|LiNBO3 electro-optic crystal||New Focus||2x2x20 mm||On Loan|
With FC-PC chuck
20 GHz with pigtail FC-PC
( SLAC )
( LLNL or SLAC)
4.2 Optical Gating
Auto-correlation techniques have been performed in the IR and 532 nm regime on short pulse lasers for many years and recently can be done also in the UV and also in the Fs regime. Most of the techniques need a high intensity laser beam to be monitored but using a new idea  one could envision performing optical gating of the synchrotron light through a Kerr medium with a pump beam provided by a fs laser.
The main limitation would be the phase locking of the laser to the electron beam at the subpicosecond level.

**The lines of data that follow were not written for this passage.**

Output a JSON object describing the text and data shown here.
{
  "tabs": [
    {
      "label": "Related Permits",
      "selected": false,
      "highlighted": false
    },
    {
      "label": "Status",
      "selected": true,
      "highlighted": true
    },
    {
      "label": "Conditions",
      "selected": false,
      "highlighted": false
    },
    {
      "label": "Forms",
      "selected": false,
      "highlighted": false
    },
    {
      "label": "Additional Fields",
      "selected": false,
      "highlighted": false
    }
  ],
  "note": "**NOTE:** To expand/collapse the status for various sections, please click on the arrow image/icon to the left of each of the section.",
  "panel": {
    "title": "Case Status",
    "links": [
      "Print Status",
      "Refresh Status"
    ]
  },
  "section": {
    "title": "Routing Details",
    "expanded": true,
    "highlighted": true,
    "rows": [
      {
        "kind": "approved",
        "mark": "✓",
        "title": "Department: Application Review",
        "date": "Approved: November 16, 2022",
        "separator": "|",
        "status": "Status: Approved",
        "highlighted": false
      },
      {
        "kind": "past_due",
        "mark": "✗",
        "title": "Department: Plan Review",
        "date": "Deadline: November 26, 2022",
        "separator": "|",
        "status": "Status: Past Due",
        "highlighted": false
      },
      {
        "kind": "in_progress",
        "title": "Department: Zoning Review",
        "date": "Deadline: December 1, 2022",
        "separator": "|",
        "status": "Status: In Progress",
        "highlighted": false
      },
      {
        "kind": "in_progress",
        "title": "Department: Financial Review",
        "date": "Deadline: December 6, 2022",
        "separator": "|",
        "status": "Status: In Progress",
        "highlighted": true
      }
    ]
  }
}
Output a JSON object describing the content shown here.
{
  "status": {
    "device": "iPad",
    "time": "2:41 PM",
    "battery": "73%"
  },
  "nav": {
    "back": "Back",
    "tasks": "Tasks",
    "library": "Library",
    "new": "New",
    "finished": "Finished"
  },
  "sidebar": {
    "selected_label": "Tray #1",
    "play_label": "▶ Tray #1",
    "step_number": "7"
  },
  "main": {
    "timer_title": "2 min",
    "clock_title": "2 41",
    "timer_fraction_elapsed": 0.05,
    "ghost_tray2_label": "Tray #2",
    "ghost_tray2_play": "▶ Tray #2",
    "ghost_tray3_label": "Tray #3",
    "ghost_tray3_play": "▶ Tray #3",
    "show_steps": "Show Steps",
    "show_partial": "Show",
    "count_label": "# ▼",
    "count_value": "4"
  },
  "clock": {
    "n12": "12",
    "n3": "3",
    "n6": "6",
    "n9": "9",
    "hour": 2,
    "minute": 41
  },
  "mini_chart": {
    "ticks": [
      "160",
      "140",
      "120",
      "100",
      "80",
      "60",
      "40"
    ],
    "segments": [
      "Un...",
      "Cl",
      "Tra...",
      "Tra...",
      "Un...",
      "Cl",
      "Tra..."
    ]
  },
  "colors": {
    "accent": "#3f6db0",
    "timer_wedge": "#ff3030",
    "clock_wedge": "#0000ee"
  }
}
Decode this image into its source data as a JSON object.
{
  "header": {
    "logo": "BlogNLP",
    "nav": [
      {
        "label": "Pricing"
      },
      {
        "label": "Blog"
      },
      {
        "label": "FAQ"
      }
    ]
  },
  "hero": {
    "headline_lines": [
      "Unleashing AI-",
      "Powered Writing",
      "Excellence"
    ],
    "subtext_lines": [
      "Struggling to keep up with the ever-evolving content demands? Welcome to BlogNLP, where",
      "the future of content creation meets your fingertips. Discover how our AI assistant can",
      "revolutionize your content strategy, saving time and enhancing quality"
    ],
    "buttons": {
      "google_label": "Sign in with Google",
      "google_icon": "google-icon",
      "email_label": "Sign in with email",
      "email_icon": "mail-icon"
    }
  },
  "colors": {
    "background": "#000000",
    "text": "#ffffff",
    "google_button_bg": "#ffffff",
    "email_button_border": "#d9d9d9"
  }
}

The technique will be studied as part of the LCLS laser system, where instead of the synchrotron beam a low intensity laser beam will be detected.
1. M.Minty et al., Using a fast-gated camera for measurements of transverse beam distributions and damping times, SLAC-PUB-5993
2. A. Fisher, Private communication.
3. T. Chen et. al. An apparatus for measuring turn by turn transverse beam profile in electron storage rings, submitted to EPACı96.
4. B. Siemann, Intro to accelerator physics, SLAC SLUO lecture #4, Feb. 20 , 1998.
5. S. Smith, private communication.
6. T. Mitsuhashi, Spatial Coherency of te Synchrotron Radiation at the visible Light Region and its Application for the Electron Beam Profile Measurement., KEK-PREPRINT-97-56
Using Optical techniques", unpublished.